If you're over all this frugality and want a fully packed, off-road capable beast of a luxury truck, you'd do no better than the 2019 GMC Sierra AT4. It's currently one of the fastest-selling Sierras, and with good reason: It can take you almost anywhere.

You'll notice the AT4's 2-inch factory lift, black chrome exterior trim, body color grille surround, 18-inch wheels, off-road tires and red vertical recovery hooks from the curb. There's even GMC's Multi Pro tailgate that can be configured six ways, including a workbench, wide step, or bed extender.

You might also admire body color door handles and bumpers, but you'll have to slide behind the wheel to really appreciate all the AT4 offers.

Behind the black grille insert is a snarling 6.2-liter V-8 engine delivering 435 horsepower and 469 foot-pounds of torque -- all connected to a 10-speed automatic transmission. Choose the optional performance exhaust system and stomp the throttle often for big giggles.

Engineers also conjured standard four-wheel-drive with two-speed transfer case, locking rear differential, skid plates and Rancho monotube shock absorbers. Hill descent control and GMC's traction select system take it to the trails.

When pavement turns to rugged dirt, you'll really appreciate the AT4. In virtually all off-road conditions, the big truck feels nimble, absorbs rough trails and never puts a wheel wrong. Passengers can check their e-mail with 4G Wi-Fi, crank up heated seats, sync up to two phones via Bluetooth and do so in a hushed cabin. A 15-inch diagonal widescreen head-up display includes speed and vehicle inclinometer.

It does all that, and comes with an advanced suite of crash avoidance tech that includes surround vision cameras, lane change alert, side blind zone alert, front pedestrian braking and low speed automatic braking. A camera in the nose even helps you maneuver through tight obstacles -- whether in a downtown parking garage or threading through boulders and trees. The AT4 adopts GM's Rear Camera Mirror, which places an obstacle-free video screen in the rear-view mirror.

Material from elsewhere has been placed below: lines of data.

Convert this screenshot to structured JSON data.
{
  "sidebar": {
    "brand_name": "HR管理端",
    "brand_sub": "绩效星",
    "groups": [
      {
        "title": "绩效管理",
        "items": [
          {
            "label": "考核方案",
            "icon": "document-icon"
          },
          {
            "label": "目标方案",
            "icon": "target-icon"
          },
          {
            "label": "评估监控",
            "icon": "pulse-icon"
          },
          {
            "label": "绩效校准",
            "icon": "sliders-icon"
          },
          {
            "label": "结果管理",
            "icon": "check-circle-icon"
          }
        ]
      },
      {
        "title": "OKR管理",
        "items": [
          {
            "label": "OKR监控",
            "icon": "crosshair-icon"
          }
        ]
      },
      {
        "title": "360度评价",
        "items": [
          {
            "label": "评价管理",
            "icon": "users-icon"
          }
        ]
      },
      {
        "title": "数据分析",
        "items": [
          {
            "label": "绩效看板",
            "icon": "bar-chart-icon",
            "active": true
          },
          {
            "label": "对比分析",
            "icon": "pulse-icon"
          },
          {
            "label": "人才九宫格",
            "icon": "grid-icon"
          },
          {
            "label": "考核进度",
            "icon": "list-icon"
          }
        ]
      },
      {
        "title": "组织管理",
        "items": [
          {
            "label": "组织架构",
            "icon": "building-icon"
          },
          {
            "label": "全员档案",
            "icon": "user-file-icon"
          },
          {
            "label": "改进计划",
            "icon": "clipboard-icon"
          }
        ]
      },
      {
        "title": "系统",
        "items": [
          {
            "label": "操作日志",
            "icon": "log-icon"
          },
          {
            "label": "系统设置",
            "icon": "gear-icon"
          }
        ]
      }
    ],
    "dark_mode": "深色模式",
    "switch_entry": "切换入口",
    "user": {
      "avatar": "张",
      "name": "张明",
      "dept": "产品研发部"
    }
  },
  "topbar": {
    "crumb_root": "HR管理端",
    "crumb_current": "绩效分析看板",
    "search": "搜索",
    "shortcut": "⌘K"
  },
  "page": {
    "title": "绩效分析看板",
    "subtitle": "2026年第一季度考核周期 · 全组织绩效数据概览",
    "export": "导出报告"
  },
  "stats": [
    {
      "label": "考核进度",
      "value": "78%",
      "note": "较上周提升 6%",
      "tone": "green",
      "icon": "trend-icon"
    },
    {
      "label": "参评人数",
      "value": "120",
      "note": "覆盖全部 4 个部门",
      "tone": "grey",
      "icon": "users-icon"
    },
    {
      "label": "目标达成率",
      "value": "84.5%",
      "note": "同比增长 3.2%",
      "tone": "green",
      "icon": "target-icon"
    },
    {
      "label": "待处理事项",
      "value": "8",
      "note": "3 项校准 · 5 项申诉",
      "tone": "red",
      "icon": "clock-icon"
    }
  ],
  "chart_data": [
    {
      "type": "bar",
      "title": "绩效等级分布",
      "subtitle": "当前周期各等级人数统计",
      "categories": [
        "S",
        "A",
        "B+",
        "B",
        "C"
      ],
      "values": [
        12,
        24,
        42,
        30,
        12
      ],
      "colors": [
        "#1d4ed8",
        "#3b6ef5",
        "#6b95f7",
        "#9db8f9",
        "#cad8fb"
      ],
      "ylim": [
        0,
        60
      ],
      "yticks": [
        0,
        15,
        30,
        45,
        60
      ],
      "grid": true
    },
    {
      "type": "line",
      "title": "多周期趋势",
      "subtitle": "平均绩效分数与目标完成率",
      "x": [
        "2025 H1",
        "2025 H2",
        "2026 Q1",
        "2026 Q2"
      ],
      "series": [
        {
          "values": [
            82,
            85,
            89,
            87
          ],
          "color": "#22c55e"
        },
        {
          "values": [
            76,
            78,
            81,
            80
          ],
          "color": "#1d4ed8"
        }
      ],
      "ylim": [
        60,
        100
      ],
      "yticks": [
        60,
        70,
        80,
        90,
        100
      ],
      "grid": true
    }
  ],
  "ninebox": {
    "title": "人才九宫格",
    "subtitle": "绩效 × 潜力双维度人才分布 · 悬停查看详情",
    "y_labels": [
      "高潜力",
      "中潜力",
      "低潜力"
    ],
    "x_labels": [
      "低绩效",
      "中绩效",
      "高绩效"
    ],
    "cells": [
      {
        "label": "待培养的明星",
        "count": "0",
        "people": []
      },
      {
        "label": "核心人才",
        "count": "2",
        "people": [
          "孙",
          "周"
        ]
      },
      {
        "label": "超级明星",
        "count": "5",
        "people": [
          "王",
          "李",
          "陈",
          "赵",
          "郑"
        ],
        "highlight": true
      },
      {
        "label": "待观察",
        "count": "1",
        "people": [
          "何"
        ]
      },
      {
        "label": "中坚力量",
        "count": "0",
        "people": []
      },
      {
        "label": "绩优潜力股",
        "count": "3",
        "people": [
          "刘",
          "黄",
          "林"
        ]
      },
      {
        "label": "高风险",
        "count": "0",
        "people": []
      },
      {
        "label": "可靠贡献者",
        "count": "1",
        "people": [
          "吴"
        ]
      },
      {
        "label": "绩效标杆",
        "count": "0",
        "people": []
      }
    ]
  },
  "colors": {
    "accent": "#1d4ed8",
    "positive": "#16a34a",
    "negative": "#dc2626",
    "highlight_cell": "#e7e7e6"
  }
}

GMC needed an all-capable pickup, and this is it. Despite its considerable capability, the AT4 feels quiet and smooth, no matter the road. Drive it to work, or haul its acrobatic tailgate across some of the roughest trails you can find, and the Sierra AT4 will feel at ease. Prices rise from $50,800.

Casey Williams is an Indianapolis automotive journalist. Send comments to Casey at AutoCasey@aol.com; follow him on YouTube @AutoCasey.

 

2019 Chevy Silverado LT

6 passengers, 4WD Pickup

Powertrain: 2.7-L T4, 8-spd auto trans Output: 310 hp/348 lb.-ft.

Suspension f/r: Ind/Solid axle Wheels f/r: 18”/18” alloy

Brakes f/r: disc/disc

Must-have features: Comfort, Capability

Fuel economy: 18/21-MPG city/hwy

Assembly: Ft. Wayne, IN

Base price/As-tested: $28,300/43,960